**AVAILABLE DATA**
= Beginning of Section =
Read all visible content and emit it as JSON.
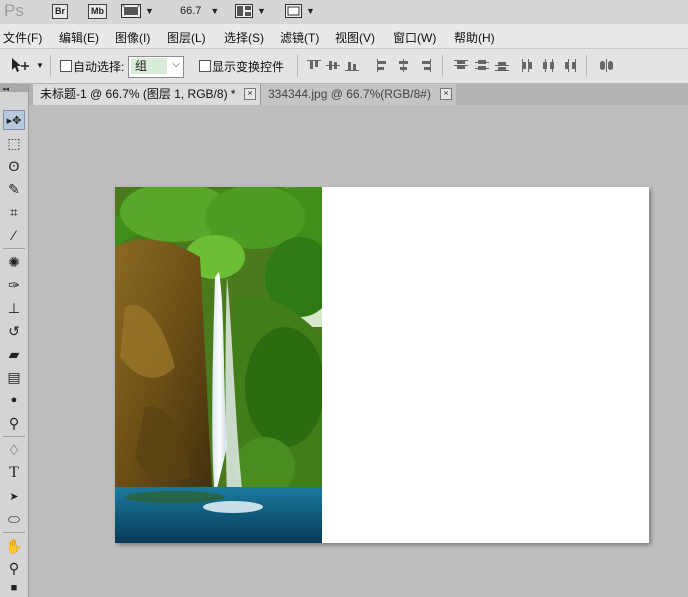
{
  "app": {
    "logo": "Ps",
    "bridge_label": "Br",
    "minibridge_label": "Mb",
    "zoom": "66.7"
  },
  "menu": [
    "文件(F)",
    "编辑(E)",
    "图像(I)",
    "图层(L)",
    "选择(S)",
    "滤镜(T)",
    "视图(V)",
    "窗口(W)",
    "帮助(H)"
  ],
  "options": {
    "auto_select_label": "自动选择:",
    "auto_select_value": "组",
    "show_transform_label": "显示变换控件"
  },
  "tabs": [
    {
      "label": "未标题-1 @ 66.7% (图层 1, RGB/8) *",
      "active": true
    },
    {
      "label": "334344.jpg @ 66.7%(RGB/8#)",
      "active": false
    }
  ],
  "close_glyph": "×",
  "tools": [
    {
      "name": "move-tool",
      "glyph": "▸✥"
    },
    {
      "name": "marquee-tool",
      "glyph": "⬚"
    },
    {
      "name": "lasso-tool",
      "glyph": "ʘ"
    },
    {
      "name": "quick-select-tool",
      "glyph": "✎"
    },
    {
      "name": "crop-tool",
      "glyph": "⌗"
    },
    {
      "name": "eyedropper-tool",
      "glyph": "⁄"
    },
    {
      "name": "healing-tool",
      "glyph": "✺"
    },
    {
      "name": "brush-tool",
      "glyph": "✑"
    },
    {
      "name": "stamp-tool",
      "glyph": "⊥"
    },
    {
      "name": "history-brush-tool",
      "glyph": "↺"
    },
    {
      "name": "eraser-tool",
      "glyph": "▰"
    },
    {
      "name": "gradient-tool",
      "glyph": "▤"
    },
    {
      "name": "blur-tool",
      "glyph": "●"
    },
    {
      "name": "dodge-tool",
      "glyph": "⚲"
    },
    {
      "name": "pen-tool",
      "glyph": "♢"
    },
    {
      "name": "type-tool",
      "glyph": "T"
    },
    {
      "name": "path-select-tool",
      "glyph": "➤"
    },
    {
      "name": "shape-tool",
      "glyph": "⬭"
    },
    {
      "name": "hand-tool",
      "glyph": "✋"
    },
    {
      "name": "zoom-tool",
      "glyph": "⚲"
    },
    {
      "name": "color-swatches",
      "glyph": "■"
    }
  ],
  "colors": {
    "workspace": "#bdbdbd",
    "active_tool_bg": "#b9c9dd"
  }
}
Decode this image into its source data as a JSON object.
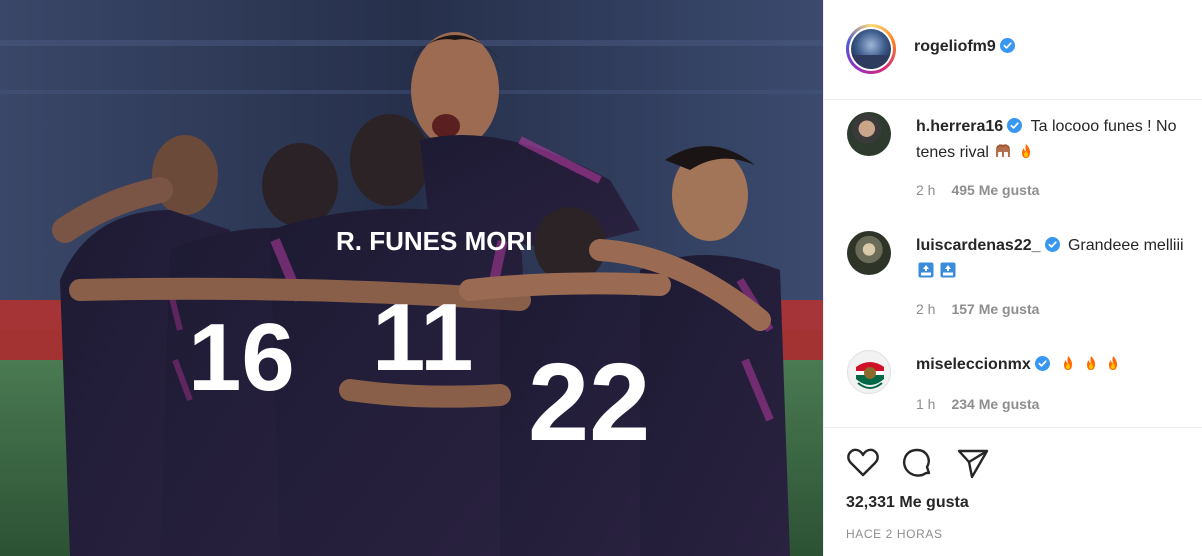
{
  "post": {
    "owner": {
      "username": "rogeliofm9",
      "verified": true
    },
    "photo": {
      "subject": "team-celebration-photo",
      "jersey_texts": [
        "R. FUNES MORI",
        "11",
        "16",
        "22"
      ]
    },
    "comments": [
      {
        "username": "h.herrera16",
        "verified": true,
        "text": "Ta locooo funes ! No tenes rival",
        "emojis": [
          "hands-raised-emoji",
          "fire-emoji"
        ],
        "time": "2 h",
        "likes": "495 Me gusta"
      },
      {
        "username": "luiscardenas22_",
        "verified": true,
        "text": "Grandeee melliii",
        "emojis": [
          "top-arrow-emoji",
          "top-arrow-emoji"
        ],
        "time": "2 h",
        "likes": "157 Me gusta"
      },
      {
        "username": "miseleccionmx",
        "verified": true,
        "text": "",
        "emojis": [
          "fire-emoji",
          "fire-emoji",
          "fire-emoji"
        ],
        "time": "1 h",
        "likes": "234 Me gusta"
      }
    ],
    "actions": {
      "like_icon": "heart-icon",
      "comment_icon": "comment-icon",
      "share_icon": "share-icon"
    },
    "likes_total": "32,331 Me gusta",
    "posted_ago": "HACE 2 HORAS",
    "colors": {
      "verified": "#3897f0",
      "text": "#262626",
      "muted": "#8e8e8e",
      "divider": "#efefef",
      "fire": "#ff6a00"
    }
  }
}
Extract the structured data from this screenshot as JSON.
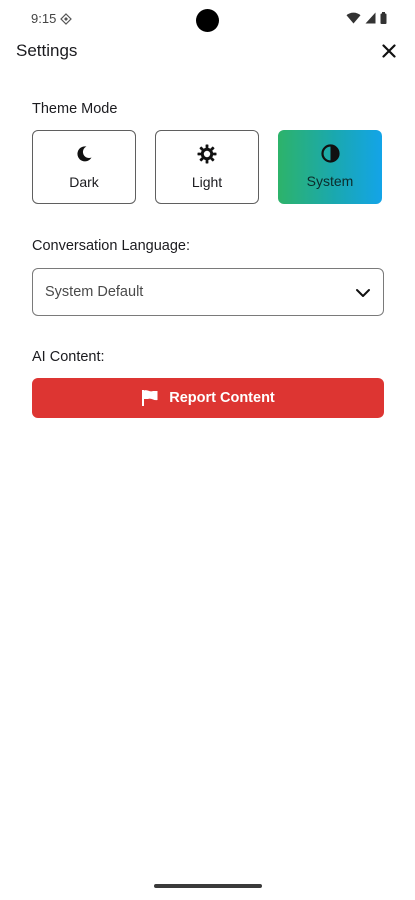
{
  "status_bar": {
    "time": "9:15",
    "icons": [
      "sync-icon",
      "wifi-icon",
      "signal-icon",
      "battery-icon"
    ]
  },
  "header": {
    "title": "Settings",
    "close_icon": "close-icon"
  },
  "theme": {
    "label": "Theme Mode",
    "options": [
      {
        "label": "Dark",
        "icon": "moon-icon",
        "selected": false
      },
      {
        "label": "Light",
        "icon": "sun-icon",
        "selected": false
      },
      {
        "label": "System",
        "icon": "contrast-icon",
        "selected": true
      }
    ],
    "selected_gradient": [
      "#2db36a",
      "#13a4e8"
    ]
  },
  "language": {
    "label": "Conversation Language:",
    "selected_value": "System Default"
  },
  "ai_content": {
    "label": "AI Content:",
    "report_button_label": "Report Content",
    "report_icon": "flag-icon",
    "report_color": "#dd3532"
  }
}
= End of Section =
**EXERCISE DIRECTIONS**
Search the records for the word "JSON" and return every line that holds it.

**TASK SOLUTION**
Read all visible content and emit it as JSON.
Decode this image into its source data as a JSON object.
Extract the structured data from this screenshot as JSON.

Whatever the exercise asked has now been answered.